(Data records)
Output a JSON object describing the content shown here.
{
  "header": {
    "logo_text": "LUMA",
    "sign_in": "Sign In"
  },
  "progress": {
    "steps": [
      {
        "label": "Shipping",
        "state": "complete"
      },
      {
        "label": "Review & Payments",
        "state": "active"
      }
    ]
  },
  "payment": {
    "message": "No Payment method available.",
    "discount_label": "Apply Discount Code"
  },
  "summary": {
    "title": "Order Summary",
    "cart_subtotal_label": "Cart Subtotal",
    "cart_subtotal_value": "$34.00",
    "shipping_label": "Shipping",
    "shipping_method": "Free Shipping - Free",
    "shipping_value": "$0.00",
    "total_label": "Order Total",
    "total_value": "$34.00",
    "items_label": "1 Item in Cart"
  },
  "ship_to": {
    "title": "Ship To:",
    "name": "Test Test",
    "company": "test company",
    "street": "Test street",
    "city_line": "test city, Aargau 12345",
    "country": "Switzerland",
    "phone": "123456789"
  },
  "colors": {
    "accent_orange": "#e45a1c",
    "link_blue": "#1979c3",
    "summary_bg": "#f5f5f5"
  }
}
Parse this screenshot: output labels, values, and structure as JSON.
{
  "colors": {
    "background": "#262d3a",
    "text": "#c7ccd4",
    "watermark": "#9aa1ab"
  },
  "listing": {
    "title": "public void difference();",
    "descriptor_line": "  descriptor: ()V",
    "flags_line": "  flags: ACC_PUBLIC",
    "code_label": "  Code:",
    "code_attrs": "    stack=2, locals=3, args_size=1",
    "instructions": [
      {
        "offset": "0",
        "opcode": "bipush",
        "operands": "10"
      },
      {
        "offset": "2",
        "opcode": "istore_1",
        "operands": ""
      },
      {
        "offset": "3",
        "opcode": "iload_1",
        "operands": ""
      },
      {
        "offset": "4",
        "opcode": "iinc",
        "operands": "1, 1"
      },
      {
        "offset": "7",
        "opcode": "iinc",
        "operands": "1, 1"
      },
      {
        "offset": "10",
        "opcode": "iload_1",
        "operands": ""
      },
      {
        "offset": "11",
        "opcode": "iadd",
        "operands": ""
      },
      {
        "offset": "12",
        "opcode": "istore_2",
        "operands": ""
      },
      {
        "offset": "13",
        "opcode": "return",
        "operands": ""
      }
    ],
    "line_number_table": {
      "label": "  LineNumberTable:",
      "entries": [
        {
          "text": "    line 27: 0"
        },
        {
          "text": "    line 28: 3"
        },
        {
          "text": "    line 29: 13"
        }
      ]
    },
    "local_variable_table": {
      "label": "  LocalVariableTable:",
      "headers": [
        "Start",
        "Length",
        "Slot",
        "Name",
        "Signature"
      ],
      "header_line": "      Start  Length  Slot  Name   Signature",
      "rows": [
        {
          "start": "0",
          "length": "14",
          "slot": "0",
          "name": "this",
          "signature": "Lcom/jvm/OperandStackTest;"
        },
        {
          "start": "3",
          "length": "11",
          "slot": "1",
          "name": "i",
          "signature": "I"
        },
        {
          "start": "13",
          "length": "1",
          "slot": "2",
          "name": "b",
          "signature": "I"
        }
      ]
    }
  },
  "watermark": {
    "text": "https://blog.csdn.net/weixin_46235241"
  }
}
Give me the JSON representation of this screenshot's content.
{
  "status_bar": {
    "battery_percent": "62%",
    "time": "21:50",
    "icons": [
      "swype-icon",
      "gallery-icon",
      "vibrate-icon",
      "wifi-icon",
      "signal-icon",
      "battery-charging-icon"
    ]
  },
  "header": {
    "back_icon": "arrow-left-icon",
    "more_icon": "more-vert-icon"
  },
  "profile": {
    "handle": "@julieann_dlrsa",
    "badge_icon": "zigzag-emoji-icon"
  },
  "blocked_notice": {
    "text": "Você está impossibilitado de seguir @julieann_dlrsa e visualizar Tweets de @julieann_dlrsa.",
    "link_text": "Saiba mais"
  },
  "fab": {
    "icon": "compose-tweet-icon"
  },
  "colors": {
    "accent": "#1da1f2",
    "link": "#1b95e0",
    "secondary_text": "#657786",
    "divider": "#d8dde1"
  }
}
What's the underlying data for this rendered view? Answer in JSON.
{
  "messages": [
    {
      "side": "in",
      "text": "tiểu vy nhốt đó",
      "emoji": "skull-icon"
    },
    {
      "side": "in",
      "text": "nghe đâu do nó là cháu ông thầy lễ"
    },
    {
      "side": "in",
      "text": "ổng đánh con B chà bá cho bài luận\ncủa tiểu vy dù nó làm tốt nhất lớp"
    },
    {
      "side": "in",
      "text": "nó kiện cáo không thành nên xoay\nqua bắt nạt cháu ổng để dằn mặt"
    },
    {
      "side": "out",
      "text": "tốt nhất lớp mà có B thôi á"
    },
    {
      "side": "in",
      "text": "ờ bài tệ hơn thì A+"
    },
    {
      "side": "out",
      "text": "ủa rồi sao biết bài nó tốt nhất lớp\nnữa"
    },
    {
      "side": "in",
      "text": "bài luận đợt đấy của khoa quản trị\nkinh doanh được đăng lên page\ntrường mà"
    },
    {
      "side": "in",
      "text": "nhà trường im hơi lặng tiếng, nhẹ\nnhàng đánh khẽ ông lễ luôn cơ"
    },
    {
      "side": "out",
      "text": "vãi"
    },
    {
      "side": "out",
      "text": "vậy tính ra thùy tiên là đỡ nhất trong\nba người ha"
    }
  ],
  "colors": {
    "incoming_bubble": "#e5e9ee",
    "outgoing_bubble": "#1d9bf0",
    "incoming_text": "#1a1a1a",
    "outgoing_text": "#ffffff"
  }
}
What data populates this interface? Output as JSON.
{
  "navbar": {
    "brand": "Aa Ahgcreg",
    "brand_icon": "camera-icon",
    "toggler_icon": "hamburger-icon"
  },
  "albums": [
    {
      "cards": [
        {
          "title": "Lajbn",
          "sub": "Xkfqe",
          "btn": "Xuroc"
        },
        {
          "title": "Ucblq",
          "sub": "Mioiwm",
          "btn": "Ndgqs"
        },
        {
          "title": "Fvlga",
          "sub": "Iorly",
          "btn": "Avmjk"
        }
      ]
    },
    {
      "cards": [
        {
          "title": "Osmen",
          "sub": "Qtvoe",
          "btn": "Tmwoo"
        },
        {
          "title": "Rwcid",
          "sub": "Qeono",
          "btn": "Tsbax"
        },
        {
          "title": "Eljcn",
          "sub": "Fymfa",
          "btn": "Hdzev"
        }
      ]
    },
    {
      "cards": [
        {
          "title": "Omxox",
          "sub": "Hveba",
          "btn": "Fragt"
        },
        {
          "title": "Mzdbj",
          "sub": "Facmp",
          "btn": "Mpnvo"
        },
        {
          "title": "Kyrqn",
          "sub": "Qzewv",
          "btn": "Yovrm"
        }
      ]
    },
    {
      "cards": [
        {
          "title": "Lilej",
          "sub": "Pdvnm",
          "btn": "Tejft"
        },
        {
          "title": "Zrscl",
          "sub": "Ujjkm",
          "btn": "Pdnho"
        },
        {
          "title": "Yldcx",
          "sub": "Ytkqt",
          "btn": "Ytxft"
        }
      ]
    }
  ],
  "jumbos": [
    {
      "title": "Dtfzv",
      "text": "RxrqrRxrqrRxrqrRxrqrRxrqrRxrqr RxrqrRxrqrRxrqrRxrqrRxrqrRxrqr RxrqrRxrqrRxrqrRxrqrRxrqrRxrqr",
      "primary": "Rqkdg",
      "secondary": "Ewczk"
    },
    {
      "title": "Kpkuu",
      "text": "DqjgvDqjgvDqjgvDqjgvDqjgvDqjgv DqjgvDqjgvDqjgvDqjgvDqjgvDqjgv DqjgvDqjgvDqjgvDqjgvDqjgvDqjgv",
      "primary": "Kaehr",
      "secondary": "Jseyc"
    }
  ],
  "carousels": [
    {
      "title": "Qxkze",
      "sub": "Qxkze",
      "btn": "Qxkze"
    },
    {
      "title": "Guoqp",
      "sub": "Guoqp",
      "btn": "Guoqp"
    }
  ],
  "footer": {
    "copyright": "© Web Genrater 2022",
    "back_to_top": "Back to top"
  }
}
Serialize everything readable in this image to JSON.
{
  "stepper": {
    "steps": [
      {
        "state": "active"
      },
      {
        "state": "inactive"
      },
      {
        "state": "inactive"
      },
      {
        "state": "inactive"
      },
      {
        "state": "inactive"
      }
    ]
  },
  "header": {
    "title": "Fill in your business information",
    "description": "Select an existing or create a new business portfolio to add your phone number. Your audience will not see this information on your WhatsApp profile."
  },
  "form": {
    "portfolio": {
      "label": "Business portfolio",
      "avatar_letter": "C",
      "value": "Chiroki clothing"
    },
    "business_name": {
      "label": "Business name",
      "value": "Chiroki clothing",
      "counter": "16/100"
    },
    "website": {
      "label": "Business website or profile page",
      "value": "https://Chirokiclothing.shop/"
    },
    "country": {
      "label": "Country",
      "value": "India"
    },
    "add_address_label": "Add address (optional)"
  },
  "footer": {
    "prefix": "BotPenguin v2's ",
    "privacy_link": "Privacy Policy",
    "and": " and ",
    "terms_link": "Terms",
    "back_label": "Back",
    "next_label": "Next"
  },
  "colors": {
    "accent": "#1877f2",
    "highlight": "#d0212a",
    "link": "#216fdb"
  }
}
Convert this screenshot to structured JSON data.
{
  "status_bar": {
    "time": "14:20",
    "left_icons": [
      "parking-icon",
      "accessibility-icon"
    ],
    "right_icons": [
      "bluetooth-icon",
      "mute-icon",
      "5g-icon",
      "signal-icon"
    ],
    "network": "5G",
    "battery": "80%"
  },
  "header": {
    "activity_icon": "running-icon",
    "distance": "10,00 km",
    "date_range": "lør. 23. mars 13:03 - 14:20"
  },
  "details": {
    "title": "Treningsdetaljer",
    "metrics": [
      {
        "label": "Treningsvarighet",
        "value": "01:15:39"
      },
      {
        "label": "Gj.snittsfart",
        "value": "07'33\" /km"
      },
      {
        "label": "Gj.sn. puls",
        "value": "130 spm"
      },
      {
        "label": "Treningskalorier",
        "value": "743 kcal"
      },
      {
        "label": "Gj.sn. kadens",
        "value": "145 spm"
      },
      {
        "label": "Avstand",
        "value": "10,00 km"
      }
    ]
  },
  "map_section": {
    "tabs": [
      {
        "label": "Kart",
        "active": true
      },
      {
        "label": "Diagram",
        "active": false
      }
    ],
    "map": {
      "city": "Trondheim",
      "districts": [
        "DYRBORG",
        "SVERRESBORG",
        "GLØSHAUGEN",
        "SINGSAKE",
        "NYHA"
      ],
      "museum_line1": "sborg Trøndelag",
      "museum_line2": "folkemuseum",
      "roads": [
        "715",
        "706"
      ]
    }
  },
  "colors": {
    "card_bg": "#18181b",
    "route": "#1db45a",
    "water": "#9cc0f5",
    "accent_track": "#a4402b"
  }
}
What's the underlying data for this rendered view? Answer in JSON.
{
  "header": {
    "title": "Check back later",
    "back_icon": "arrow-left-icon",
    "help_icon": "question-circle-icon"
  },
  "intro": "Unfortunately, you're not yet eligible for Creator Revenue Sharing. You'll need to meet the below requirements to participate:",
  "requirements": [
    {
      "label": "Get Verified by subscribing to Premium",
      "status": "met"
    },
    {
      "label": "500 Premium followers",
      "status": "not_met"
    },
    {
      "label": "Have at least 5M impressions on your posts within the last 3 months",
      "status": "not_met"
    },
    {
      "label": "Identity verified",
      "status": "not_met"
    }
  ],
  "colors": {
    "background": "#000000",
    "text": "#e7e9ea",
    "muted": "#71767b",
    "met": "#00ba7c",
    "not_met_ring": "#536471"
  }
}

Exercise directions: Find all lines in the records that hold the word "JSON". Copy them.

Response area:
Output a JSON object describing the content shown here.
Parse this screenshot: output labels, values, and structure as JSON.
Give me the JSON representation of this screenshot's content.
What's the underlying data for this rendered view? Answer in JSON.
What data populates this interface? Output as JSON.
Serialize everything readable in this image to JSON.
Convert this screenshot to structured JSON data.
What's the underlying data for this rendered view? Answer in JSON.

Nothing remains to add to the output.